Once you find a line containing the word "signed" in the entries below, copy it.

Segment Open

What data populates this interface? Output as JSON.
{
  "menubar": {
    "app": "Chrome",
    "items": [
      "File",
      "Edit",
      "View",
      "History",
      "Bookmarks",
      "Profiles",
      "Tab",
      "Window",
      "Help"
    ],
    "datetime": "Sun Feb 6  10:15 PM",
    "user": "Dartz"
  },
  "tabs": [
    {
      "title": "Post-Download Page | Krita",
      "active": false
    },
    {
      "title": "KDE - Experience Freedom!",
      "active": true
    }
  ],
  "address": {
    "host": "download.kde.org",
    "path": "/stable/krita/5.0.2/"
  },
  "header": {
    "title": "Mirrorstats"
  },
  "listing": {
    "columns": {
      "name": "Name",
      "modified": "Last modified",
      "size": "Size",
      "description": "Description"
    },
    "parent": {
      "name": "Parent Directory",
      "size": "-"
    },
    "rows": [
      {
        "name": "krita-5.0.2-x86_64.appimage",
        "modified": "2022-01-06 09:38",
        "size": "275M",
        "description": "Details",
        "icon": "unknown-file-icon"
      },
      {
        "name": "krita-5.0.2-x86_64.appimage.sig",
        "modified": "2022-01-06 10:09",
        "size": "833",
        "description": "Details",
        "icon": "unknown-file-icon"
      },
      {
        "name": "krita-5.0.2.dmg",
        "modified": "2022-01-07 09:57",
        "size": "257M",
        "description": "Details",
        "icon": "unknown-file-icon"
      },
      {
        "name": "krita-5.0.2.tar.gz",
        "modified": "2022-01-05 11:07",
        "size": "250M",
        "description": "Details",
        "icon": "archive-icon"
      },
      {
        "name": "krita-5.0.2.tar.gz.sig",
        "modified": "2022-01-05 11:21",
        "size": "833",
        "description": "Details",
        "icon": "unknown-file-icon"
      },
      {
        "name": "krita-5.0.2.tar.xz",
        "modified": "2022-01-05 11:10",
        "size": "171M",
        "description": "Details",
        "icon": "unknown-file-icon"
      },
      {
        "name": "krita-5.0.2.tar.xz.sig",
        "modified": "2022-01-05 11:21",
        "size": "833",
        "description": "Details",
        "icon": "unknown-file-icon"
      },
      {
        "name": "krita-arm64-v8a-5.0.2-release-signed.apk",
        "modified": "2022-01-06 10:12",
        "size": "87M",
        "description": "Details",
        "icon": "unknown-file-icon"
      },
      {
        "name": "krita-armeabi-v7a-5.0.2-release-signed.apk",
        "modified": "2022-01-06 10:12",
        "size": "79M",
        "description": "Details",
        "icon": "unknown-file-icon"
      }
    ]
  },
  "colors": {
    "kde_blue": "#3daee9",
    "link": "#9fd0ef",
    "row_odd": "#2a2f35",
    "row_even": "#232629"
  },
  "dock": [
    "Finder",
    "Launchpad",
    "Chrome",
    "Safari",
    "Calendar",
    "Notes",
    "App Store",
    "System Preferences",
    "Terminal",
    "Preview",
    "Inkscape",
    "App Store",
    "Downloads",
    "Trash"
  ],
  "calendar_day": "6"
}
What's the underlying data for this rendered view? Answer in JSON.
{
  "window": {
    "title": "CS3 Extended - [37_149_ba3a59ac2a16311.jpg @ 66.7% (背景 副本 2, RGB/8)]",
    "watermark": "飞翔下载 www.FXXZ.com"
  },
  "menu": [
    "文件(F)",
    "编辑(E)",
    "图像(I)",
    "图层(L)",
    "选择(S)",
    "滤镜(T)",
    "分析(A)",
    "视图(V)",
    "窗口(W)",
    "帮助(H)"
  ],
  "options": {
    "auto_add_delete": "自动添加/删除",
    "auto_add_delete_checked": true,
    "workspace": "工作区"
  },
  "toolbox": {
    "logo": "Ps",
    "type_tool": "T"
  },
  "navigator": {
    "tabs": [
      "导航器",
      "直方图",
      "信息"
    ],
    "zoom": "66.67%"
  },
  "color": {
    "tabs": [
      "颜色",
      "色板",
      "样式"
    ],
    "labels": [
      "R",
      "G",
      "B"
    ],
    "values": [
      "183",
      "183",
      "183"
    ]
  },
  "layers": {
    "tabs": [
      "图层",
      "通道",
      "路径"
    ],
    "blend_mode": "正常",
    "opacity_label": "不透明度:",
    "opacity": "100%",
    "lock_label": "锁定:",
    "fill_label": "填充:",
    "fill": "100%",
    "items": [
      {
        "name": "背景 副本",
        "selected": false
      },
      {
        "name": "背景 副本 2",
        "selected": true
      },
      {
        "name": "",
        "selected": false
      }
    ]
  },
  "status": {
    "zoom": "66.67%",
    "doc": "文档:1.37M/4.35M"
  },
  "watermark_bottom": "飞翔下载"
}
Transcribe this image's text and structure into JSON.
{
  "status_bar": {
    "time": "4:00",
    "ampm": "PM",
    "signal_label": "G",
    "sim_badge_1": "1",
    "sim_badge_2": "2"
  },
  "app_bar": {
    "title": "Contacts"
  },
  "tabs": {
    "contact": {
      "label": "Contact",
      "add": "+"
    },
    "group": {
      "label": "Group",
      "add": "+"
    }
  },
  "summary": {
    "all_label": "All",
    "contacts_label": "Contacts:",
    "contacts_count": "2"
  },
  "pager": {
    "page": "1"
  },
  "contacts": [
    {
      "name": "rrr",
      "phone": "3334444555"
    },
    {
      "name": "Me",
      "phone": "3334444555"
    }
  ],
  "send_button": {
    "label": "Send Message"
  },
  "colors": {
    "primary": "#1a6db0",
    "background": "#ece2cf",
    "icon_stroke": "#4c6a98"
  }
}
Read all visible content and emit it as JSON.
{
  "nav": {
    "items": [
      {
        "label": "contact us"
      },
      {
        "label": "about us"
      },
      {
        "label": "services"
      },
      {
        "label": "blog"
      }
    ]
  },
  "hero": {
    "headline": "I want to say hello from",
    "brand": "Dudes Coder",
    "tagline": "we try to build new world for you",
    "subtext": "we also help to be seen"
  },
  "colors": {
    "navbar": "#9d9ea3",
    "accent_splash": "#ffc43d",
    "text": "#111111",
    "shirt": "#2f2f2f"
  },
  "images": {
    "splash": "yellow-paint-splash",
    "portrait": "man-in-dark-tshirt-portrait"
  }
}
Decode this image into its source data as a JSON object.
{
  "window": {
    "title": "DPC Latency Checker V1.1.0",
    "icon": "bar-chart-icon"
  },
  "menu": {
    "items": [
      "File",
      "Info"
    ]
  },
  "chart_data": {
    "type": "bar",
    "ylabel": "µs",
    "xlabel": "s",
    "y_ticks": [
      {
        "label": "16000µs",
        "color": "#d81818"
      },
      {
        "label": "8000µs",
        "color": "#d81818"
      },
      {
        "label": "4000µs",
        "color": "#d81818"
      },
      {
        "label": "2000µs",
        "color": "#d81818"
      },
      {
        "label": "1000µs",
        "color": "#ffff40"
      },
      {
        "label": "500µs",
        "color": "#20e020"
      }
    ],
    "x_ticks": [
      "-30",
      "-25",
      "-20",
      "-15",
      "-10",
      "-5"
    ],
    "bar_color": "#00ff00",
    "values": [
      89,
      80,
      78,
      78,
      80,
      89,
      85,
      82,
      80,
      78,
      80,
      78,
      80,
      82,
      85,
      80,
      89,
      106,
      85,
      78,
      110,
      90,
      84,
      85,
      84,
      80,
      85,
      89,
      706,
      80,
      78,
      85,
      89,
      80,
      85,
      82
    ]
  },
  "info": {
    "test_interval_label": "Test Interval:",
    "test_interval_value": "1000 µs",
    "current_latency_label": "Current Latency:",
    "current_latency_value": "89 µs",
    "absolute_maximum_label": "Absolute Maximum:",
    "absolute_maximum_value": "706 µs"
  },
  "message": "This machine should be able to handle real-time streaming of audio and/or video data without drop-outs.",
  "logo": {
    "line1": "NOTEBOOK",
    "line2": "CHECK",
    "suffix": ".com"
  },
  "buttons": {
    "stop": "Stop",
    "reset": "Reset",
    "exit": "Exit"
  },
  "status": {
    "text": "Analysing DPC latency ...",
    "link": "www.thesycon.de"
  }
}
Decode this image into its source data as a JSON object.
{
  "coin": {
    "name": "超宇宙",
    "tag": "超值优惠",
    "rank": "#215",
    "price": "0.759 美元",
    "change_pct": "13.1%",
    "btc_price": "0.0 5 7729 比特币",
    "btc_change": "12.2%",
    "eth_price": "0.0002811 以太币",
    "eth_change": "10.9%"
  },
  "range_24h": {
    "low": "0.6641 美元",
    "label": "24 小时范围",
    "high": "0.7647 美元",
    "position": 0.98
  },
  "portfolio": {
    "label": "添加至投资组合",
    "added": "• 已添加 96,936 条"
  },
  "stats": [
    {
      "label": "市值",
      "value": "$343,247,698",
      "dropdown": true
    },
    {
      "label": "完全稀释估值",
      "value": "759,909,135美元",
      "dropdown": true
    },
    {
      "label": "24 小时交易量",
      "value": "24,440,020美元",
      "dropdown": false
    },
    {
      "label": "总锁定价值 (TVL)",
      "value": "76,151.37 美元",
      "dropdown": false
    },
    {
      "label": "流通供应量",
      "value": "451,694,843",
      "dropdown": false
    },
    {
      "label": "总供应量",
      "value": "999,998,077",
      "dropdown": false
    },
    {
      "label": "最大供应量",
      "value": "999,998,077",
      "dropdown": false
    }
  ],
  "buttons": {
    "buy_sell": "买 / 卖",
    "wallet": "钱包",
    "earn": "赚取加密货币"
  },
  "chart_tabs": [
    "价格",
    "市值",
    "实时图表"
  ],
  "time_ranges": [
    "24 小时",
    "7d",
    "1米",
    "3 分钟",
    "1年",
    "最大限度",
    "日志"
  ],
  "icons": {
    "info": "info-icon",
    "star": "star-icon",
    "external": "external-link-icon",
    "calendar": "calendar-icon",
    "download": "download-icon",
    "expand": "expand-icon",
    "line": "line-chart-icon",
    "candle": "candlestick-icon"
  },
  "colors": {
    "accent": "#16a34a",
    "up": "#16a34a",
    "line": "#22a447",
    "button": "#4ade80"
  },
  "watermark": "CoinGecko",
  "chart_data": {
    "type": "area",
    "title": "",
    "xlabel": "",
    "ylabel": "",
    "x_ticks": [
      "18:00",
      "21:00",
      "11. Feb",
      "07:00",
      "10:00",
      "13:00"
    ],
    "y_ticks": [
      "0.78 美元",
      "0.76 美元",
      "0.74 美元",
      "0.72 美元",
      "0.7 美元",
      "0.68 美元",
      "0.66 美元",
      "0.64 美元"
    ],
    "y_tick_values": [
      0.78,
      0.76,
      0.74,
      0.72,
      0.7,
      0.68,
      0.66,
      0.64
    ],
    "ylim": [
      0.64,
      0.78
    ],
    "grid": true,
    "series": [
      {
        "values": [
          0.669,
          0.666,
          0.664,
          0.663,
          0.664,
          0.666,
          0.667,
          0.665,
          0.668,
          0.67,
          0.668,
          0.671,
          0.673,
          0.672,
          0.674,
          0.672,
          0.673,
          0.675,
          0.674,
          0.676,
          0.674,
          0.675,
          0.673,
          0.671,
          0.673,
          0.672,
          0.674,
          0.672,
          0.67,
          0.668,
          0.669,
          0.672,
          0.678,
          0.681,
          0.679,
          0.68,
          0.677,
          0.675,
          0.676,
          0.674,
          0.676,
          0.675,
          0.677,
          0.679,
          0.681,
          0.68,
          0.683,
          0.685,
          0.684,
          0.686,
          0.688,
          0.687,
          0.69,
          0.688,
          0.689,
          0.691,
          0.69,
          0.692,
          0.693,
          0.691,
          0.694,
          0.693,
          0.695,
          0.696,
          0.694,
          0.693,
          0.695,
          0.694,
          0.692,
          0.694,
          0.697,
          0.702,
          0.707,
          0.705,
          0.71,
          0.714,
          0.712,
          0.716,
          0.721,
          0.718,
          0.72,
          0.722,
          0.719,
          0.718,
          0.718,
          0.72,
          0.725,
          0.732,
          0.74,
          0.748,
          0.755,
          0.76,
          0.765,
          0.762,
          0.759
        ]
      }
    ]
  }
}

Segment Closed

> Solution to the exercise:
        "name": "krita-arm64-v8a-5.0.2-release-signed.apk",
        "name": "krita-armeabi-v7a-5.0.2-release-signed.apk",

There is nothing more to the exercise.